Kathy Bates doing some hobbling. Image via AMC
Obama's sweeping ambitions for quelling climate change and creating a clean energy economy have so far remained largely unfulfilled. The New York Times goes so far as to say he's been 'hobbled'--his goals metaphorically smashed to pieces by the Senate like James Caan's legs by a psychotic Kathy Bates in Misery. Ahem. Okay, so those are my words, not the Times'. I don't know about any of you out there, but whenever I hear or read the word 'hobbled', I picture that scene in Misery, where the crazed Kathy Bates character coolly says to the bedridden James Caan:
Paul, do you know about the early days of the Kimberly Diamond mines? Do you know what they did to the native workers who stole diamonds? Don't worry, they didn't kill them, that would be like junking your Mercedes just because it has a broken spring. No, if they caught them, they had to make sure they could go on working, but they also had to make sure they could never run away. The operation was called Hobbling.And then she breaks his ankles with a sledgehammer.

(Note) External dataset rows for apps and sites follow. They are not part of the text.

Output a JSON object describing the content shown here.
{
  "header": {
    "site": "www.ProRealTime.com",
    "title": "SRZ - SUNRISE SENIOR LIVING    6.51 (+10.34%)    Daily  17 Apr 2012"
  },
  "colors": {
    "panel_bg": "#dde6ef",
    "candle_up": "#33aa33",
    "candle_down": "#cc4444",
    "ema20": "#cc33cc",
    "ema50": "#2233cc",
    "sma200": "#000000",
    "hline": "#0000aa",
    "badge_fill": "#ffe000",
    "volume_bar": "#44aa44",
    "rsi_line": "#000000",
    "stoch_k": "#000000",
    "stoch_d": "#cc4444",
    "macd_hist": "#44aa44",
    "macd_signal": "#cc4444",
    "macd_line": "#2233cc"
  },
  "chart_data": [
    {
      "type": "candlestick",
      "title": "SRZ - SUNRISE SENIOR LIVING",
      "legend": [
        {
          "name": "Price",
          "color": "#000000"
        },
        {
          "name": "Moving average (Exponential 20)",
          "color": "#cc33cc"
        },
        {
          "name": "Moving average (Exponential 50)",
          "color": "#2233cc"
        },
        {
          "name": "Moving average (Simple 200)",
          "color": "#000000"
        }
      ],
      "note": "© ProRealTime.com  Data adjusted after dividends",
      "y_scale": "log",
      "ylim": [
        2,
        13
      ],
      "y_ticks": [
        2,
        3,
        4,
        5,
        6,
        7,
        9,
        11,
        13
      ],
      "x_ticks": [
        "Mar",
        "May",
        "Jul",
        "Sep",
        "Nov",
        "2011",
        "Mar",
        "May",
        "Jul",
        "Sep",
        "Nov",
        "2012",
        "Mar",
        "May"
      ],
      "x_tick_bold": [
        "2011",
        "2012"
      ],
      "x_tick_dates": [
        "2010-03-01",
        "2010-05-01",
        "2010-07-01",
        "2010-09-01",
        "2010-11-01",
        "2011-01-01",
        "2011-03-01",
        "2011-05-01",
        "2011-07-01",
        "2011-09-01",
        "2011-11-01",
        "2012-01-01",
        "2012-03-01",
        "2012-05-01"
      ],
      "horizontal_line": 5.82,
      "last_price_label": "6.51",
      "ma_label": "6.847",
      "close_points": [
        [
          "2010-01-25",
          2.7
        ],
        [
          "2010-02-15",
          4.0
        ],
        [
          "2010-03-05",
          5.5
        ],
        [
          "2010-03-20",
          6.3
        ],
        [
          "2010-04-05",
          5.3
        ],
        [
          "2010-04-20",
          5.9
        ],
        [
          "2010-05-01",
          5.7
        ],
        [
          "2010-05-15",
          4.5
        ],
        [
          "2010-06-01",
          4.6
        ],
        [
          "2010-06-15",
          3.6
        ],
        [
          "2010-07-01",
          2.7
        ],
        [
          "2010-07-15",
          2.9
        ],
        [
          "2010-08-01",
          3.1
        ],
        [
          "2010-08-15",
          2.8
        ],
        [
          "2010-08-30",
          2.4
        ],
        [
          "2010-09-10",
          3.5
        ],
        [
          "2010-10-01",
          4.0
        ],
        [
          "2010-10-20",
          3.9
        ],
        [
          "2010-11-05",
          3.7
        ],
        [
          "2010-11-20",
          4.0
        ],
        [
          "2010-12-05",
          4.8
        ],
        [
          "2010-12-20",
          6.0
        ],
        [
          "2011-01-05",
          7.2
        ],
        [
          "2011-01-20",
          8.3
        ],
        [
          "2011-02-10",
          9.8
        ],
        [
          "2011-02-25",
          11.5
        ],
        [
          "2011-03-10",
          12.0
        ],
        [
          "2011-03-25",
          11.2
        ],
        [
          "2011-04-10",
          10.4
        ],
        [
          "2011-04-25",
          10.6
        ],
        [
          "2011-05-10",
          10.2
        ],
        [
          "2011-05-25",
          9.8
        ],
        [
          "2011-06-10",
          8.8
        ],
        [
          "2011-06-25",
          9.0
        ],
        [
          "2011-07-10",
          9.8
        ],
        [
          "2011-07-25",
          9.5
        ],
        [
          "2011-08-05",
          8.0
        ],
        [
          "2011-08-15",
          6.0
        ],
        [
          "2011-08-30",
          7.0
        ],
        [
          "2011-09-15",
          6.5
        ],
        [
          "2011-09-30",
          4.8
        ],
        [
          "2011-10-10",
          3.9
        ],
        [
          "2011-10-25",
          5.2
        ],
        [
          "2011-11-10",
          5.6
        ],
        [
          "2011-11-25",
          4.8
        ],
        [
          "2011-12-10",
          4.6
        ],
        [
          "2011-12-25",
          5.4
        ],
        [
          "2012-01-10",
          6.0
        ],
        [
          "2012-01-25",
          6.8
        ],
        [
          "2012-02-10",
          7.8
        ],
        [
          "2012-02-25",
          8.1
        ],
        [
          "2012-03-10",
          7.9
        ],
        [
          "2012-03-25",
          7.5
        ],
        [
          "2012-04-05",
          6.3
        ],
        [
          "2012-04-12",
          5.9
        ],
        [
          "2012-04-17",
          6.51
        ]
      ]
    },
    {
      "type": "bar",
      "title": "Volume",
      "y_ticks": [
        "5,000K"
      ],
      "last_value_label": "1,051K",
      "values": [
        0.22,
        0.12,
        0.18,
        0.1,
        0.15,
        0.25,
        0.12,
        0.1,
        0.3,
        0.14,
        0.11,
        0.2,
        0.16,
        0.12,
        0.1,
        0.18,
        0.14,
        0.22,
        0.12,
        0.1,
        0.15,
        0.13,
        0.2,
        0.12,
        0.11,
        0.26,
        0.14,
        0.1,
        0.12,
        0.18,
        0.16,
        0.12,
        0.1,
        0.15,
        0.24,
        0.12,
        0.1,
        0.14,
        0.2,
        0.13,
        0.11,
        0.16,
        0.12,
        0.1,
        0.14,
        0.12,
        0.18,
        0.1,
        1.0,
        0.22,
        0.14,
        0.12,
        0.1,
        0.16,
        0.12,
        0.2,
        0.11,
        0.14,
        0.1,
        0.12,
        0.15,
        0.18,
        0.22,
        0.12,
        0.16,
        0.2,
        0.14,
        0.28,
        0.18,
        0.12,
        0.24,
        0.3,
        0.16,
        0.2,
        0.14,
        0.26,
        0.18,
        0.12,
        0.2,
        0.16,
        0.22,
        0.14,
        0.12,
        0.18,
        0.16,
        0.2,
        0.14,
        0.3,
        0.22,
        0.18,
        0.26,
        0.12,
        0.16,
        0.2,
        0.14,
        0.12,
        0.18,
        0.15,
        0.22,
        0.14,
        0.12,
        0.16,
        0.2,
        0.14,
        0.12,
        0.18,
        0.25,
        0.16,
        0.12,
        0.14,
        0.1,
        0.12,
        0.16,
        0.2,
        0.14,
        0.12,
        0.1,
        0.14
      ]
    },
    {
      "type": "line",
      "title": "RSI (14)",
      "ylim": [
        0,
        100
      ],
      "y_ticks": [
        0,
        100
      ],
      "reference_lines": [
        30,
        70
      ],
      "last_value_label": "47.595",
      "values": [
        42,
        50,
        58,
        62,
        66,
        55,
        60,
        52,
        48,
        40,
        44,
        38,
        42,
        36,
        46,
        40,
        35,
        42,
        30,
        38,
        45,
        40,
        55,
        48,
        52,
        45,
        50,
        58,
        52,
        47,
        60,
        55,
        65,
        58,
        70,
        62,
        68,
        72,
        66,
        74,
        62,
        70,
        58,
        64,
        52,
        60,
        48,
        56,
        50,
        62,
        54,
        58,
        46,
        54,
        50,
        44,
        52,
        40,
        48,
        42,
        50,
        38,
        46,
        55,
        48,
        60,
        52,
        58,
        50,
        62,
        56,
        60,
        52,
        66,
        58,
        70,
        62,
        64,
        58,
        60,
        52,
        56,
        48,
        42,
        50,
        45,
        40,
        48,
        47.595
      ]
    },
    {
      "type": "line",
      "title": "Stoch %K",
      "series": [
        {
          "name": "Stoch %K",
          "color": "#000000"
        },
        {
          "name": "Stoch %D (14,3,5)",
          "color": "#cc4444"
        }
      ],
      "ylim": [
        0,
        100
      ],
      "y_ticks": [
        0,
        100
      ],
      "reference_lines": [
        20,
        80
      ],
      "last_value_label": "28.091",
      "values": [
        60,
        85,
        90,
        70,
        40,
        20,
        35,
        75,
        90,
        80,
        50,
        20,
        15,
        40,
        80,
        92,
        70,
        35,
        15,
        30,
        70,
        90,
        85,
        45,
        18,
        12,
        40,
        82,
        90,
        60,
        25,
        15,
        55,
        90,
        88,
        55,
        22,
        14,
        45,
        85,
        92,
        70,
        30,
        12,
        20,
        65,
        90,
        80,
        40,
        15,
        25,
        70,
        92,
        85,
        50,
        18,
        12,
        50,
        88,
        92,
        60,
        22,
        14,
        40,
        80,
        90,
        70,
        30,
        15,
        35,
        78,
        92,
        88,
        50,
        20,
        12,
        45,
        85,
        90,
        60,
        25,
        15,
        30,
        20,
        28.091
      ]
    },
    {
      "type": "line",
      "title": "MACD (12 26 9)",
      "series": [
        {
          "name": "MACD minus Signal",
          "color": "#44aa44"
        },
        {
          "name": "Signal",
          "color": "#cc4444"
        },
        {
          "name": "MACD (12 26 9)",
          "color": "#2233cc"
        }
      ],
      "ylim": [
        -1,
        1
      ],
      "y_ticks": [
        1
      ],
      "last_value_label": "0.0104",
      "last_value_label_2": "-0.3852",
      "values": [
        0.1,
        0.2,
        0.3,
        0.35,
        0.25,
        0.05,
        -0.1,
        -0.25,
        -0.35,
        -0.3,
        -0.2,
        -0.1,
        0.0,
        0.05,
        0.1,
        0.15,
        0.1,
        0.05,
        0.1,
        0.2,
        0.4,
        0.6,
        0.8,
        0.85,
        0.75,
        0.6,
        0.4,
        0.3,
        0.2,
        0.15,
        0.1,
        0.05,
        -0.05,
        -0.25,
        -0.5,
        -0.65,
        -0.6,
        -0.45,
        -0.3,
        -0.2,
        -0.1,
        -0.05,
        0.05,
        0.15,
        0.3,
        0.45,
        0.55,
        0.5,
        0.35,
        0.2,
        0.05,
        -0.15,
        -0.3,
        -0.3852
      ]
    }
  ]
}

Excuse the digression, but the famous scene is an unfortunately apt (though admittedly waaaay melodramatic) parallel to what the Senate has done to Obama's capabilities on the climate front. He's been immobilized, rendered largely helpless on the international negotiating scene.
Until the Senate passes meaningful climate legislation, Obama has next to no bargaining power or authority--the entire international community still well remembers what happened after the Clinton administration helped to draft the Kyoto Protocol. Congress promptly refused to ratify it. The Senate needs to get its act together before Obama can play ball--whether or not you think Obama could be doing more to speed the process, that much is true.
And as the Times points out in its piece, Obama has already used his executive powers to advance his climate change-fighting agenda to a great extent:
Mr. Obama has been a champion of climate change regulation. He has moved unilaterally to limit greenhouse gases from vehicles and large sources such as coal-burning power plants. And in recent months, China, India, Brazil and some other developing countries have issued promises to slow the growth of emissions, although with the knowledge that a binding treaty to enforce such pledges will not take effect for at least several years. Yet Mr. Obama has found himself limited in his ambitions by a Congress that is unwilling to move as far or as fast as he would like.In fact, you could argue that the fate of the world rests on 100 American senators--many of whom are fighting clean energy reform tooth and nail--and not be too far off the mark. The opposition in the US Senate has so far succeeded in hobbling the president's plans for climate progress--and in so doing, it's hobbling the entire international negotiation process.
More on Obama and Climate Change
Obama : US Ready to Lead Fight Against Climate Change
It's a Long Road to Copenhagen: Here's What Obama Needs to Do